In February, 2003, Colin Powell repeated al-Libi's torture-induced lies to the United Nations. Maybe that's why a repentant Powell wrote a letter recently stating that we risk losing the moral high ground in our so-called war on terror. Tens of thousands have died in Iraq at least in part as a result of lies our government forced al-Libi to tell. Now we're stuck In Iraq like a wasp in a spider web. We've blown at least $400 billion—about $10 billion unaccounted for--that might've done much good. That's how well torture works. And that's not counting the hatred and violence inspired by torture conducted at Abu Ghraib.

Yes, many loudly parrot unproven claims based on “classified information,” that we've disrupted terrorist plots through use of “aggressive interrogation techniques.” Some even point to the Battle of Algiers, in the late 1950s, which France was loosing badly, by some accounts, until it employed torture, mass bombing and other counter-terrorism techniques. What proponents of such a model often leave out is how a disgusted and angry populace rose up across Algeria and turned their French leash-holders out of the country by 1962.

In simple human terms, what the French failed to do, and what Bush long ago forgot, is to honor the logic and moral force behind the Golden Rule. When you think about it, that simple rule, “Do unto others as you'd have them do unto you,” is at the heart of the Geneva Accords. Maybe it's too much to expect our president and members of Congress—most of whom loudly proclaim their Christianity--to honor the Golden Rule. Still, I challenge you to pause a moment and consider the logic and moral force of that nearly universal law of world religions.

As a dear friend said to me on Monday, it's the simplest rule of all. If observed by all, it could break the cycle of violence everywhere, and the beauty of it is that such a possibility rests with decisions we all make every day.

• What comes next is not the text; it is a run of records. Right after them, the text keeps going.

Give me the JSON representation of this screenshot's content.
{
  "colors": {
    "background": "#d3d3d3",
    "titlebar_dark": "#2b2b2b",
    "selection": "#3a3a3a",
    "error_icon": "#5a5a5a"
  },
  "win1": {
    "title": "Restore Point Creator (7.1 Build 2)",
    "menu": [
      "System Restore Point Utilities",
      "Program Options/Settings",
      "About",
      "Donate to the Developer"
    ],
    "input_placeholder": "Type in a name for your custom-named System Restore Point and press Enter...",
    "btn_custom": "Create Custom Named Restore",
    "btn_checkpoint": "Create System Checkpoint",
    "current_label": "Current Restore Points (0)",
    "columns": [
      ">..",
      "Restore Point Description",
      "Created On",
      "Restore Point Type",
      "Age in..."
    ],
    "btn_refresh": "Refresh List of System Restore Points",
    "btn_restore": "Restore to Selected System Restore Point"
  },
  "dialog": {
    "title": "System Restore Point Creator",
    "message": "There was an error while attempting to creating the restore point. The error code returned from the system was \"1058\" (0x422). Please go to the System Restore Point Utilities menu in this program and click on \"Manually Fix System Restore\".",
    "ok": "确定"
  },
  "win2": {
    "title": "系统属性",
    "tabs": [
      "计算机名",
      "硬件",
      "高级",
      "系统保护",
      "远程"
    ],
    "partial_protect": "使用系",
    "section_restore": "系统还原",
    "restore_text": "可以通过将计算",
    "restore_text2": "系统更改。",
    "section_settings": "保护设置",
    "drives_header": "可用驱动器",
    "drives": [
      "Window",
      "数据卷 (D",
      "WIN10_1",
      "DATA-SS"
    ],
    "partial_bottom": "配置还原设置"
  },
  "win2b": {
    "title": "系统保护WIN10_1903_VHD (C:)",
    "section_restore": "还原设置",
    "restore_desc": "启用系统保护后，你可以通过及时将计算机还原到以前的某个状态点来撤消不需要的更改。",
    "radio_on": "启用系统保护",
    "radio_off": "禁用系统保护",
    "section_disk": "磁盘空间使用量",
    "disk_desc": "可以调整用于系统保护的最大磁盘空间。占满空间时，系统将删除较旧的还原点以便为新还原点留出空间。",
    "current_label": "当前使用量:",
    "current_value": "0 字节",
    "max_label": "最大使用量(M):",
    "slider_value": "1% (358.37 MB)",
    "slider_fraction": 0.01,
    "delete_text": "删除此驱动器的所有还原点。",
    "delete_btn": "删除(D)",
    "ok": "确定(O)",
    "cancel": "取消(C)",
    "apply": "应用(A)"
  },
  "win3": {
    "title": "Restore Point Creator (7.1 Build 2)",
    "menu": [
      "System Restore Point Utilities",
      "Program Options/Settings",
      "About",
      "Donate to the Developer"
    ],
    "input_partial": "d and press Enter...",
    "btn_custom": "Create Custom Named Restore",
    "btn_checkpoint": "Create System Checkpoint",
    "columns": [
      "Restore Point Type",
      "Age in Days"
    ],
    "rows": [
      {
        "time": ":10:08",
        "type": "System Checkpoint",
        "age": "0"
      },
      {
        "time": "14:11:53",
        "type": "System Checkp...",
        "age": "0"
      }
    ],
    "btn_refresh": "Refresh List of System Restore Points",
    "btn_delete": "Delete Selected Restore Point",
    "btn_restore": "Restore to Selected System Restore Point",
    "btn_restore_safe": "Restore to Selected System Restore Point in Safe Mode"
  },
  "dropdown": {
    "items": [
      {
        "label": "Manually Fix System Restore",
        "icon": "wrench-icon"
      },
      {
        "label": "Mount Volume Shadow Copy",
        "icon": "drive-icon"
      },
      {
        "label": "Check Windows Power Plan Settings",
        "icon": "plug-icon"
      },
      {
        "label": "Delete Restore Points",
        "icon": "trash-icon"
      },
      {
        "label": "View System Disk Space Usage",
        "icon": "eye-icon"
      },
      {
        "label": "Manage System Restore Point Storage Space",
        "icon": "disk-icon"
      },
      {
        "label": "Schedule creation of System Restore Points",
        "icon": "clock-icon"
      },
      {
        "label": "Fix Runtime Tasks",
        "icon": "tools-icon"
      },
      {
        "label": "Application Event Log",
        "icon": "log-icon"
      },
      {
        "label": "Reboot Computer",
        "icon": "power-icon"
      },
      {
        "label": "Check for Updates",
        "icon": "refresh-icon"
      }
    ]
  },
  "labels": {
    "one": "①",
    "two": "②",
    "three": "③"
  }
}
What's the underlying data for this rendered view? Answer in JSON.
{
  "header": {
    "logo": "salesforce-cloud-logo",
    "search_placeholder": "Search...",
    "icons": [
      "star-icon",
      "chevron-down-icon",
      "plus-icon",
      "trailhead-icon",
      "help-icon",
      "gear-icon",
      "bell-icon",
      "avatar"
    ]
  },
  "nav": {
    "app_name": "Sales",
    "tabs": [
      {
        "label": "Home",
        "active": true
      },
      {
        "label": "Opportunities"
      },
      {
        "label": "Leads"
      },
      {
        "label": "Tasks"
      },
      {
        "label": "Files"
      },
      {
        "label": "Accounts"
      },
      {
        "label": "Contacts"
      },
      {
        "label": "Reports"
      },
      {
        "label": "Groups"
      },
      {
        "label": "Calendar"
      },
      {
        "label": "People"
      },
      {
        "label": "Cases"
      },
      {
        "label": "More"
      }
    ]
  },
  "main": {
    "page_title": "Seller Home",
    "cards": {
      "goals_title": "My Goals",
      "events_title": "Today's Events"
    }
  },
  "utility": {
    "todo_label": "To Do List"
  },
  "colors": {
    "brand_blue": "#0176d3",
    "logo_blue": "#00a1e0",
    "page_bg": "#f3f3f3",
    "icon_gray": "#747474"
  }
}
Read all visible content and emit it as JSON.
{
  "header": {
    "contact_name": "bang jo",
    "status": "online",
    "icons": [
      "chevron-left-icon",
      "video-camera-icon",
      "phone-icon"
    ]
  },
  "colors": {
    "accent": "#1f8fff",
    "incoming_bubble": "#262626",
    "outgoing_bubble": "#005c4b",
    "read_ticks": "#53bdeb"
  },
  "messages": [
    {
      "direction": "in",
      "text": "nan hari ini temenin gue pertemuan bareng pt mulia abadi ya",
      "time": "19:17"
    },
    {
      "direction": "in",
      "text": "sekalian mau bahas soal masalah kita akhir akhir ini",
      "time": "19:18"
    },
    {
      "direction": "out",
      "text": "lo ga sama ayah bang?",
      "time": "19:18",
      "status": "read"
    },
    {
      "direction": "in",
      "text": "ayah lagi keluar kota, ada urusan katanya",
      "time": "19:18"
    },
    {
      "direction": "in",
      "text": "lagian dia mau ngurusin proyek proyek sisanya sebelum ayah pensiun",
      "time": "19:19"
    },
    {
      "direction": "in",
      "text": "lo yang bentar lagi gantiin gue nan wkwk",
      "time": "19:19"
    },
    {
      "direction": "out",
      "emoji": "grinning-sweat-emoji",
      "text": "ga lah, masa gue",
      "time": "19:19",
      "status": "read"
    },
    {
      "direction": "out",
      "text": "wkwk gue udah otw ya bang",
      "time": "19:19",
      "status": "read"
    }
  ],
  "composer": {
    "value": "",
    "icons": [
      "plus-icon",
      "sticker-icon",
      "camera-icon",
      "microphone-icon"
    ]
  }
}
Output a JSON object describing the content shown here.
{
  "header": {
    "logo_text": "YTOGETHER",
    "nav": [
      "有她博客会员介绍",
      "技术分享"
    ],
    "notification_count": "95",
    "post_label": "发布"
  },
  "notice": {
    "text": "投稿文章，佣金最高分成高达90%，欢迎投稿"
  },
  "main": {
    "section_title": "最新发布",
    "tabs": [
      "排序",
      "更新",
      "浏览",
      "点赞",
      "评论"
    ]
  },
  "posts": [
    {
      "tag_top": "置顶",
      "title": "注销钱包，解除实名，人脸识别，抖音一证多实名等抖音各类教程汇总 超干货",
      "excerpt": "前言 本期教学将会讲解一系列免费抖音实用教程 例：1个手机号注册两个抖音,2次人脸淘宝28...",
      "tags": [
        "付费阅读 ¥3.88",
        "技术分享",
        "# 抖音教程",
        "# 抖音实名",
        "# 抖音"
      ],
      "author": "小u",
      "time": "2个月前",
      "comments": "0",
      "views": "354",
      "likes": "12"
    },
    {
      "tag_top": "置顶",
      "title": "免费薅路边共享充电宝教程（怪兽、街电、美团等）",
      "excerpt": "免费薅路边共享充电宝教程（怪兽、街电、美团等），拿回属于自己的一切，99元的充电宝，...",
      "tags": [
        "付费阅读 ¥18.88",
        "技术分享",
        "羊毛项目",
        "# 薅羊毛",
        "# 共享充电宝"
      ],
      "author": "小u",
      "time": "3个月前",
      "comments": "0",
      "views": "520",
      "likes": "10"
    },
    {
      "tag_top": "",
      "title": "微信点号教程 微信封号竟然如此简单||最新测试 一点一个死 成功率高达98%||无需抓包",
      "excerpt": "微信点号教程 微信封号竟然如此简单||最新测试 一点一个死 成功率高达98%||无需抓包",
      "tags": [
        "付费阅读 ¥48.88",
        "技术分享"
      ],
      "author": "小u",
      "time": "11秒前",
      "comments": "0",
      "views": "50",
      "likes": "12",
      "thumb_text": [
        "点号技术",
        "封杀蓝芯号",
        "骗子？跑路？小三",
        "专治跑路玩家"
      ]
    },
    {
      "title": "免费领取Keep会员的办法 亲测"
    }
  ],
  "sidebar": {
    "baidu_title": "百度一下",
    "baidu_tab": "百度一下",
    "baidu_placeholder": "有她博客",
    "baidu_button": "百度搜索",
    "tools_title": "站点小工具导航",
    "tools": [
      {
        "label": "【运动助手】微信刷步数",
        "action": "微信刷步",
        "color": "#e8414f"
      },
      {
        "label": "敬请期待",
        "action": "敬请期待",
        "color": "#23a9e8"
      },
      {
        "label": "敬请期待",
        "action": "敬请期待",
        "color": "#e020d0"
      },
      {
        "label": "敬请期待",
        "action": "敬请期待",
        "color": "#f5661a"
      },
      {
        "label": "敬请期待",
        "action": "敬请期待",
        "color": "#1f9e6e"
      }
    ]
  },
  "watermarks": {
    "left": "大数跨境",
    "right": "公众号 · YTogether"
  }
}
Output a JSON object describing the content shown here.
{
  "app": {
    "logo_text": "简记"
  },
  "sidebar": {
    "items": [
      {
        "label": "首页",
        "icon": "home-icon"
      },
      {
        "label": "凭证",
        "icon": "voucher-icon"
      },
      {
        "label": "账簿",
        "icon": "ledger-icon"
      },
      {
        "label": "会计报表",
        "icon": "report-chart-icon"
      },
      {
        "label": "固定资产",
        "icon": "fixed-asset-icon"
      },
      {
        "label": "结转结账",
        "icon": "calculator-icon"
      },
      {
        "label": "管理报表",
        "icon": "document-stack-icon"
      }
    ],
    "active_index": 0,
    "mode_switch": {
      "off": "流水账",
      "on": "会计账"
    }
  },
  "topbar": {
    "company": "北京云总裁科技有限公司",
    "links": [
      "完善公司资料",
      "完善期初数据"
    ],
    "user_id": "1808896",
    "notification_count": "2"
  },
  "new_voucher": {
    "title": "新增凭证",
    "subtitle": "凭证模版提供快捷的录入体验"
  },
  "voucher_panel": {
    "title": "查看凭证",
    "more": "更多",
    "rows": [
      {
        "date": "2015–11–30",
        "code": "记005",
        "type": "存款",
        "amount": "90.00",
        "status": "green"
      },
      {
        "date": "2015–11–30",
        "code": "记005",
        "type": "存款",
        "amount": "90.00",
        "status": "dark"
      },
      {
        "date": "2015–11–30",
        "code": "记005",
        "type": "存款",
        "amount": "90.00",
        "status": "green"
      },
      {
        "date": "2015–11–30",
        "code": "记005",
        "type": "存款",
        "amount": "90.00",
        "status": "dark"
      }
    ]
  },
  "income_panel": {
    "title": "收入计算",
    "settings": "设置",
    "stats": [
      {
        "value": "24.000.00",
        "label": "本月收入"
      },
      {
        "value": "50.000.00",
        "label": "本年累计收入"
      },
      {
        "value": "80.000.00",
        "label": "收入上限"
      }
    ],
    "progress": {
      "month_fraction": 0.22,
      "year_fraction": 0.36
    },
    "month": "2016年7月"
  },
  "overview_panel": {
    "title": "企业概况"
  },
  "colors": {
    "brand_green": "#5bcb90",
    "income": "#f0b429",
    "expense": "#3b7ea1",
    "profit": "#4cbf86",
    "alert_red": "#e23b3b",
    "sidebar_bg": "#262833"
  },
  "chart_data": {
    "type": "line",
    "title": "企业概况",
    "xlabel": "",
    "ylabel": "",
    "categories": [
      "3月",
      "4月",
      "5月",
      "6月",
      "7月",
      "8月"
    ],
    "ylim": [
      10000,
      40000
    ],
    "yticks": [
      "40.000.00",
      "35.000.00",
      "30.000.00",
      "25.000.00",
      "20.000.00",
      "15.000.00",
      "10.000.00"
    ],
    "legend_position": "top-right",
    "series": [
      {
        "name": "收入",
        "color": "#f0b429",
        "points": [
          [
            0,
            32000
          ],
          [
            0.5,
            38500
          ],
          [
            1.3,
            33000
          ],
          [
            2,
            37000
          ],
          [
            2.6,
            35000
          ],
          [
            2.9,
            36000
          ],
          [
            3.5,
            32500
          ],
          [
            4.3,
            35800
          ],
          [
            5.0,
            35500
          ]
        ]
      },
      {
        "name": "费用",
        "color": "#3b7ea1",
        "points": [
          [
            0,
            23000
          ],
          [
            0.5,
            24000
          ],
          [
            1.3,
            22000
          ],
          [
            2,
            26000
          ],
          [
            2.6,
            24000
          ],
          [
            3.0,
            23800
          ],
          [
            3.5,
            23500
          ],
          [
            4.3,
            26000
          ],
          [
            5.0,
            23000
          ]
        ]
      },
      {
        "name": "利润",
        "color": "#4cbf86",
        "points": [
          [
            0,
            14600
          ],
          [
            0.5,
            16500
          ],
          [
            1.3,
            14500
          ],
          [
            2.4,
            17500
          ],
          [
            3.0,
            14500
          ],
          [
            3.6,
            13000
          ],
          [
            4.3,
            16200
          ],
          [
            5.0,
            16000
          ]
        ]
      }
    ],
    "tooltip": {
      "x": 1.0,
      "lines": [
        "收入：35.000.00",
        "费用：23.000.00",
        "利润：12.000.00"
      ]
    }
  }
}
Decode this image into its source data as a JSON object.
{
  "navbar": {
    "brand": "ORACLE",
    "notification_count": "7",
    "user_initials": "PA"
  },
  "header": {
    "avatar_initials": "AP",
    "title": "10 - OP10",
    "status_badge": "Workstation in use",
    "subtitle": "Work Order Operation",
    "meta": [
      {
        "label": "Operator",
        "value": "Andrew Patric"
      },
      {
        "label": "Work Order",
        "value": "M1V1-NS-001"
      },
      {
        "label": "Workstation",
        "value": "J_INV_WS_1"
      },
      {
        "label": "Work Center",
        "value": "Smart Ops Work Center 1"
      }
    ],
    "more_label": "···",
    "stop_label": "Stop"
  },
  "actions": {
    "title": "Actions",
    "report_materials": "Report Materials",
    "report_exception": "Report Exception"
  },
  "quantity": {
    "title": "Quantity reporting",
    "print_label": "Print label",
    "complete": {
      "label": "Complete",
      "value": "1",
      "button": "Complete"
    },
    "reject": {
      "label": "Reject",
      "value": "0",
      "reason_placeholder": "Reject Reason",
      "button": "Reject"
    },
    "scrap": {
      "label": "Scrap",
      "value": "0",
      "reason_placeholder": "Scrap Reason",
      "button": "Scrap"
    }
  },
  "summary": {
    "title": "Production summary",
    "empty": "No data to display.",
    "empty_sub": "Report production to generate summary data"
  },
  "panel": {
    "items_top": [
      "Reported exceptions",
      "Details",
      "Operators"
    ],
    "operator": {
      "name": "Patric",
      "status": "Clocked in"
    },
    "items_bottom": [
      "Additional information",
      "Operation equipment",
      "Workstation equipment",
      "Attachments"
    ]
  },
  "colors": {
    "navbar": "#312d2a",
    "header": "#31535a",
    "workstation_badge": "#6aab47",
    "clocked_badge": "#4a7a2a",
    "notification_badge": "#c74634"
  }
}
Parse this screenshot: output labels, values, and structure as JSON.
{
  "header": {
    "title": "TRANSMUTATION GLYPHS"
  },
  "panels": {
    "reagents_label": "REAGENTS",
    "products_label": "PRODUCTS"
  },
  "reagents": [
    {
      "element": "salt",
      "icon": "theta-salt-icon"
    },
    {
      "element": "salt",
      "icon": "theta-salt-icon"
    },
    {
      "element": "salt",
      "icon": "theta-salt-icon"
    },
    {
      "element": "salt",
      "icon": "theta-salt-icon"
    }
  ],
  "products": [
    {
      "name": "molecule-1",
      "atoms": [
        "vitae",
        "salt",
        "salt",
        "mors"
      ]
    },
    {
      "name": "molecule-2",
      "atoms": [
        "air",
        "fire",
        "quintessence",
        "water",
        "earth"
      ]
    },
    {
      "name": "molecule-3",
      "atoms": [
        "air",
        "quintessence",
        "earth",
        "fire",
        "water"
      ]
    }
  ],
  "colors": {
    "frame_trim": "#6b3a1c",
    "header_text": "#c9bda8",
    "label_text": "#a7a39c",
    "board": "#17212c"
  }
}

Several of those opposed to torture and denial of habeas corpus and other rights our troops have fought and died for since the founding of this nation, made subtle allusions to the Golden Rule during live debates this week in Congress. I heard more than one point out that we must arrive at standards of prisoner treatment that take into account how we'd want our own troops to be treated if captured by the enemy. So, unless you want torture to become and remain the law of the land, you'd best plan on spending lots of time telling anyone who'll listen—maybe your congressmen, senators, media and more—that there's a price to pay for Congress's big show of public support for Bush's plans for continued torture and unlawful imprisonment. It could be your neighbor's son or daughter who gets captured in the next war, now so close at hand.

More later.